I bring that up because when all of this becomes front and center in the reporting, what you must remember to do is not to believe either side when they represent profits and losses.

  • The owners are highly motivated to minimize their gains and they have the cover to make things look the way they want them to look.  Do not be surprised or offended when they take advantage of the situation here.
  • The union cannot be trusted in this realm either because they too have a vested interest in the bottom line AND remember they do not have all the numbers because the owners have not shared them.  The union cannot complain about lack of transparency and simultaneously claim to know enough details to present credible figures.
  • BOTH sides are prevaricating here and the only way either side presents an accurate picture is either by accident or by dumb luck!

I have suggested this before and I continue to believe that this is a path to stability for MLB and the MLBPA even though I know it will never happen.

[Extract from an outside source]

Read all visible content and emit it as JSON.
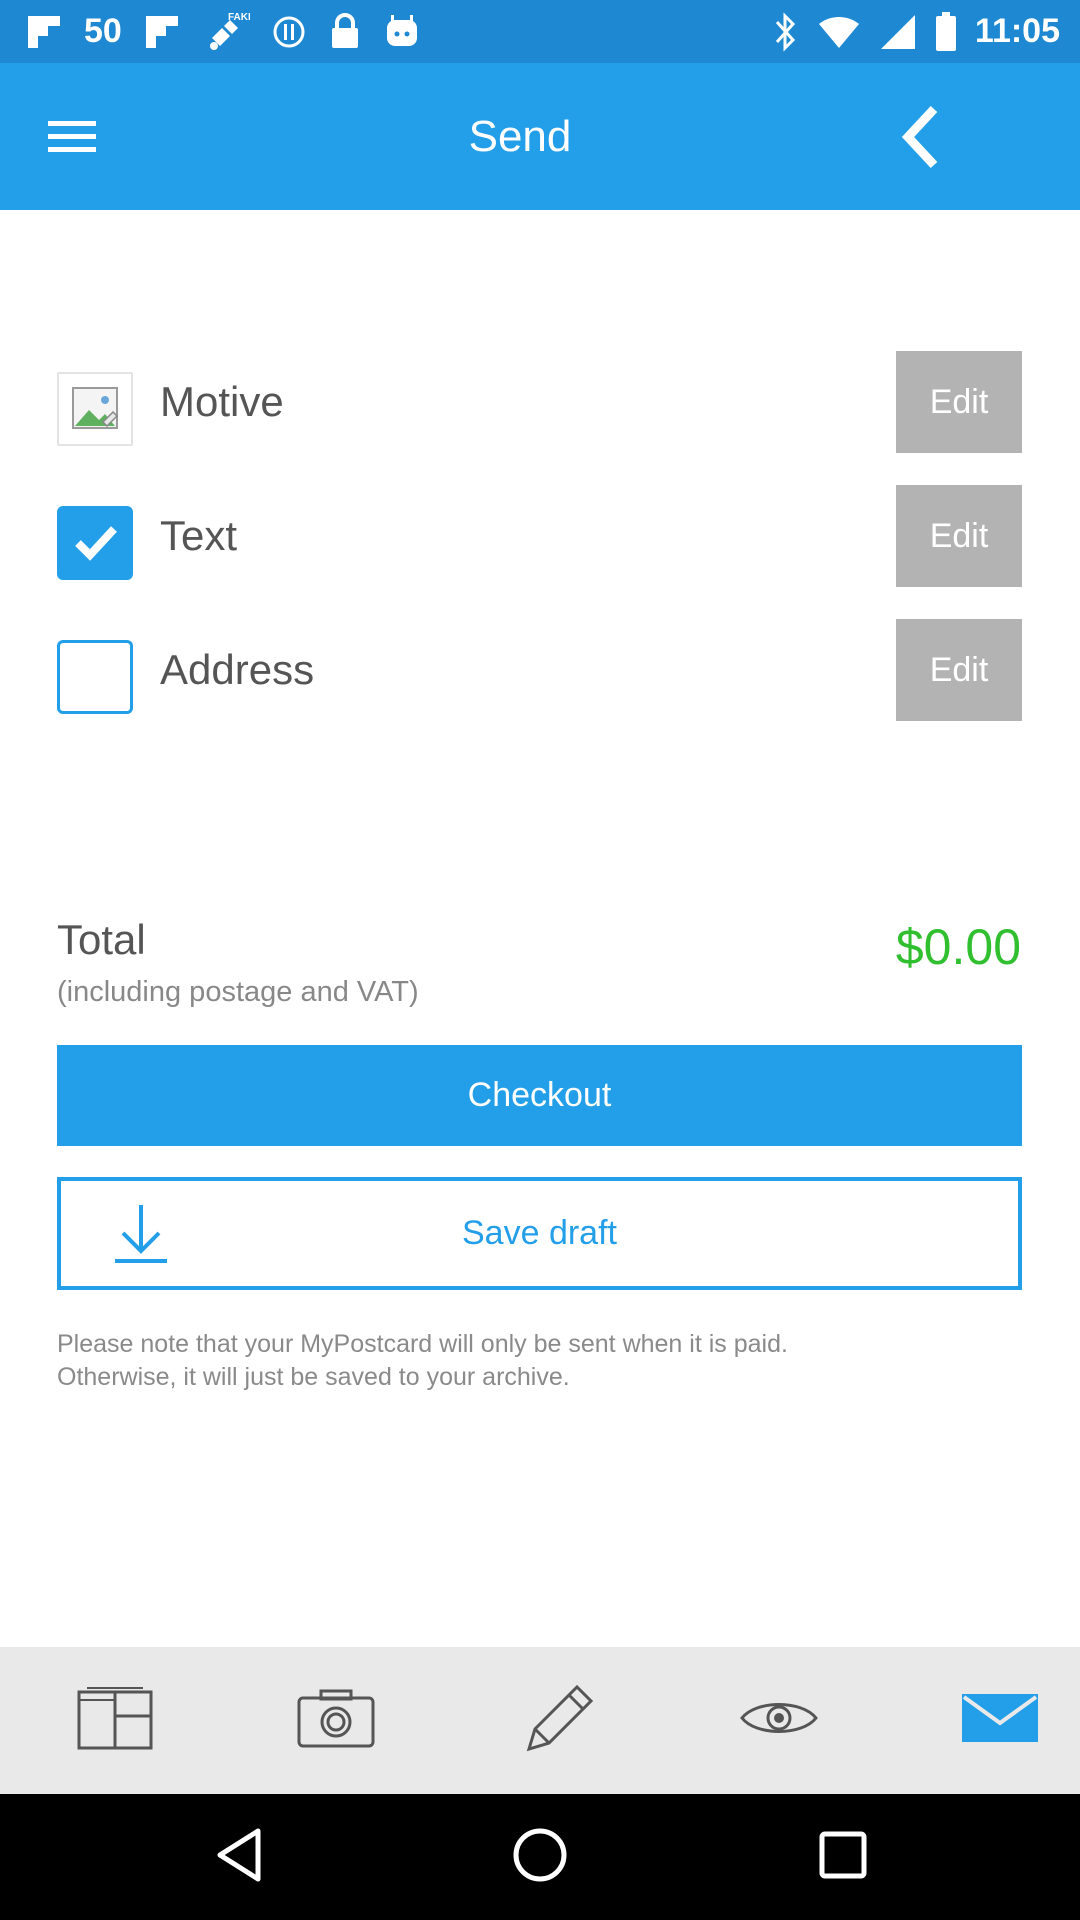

  • Baseball needs a salary cap and a salary floor.  That means owners will need to do revenue sharing similar to the way the NFL does it and it means that the NFLPA will have to tell the myriad player agents to go suck eggs.  I shan’t hold my breath waiting for either of those two things to happen.
  • A cap-and-floor salary structure will improve competitiveness and will discourage tanking .   It will also create new forms of baseball contracts that are adaptable to the new cap-and-floor structure.
  • This regimen works in football, basketball and hockey; I think it will work in baseball too – – but neither side will even pretend to consider it.

Finally, I’ll close today with an observation by George Orwell:

“Serious sport has nothing to do with fair play.  It is bound up with hatred, jealousy, boastfulness, disregard of all rules and sadistic pleasure in witnessing violence; in other words, it is war minus the shooting.”

But don’t get me wrong, I love sports………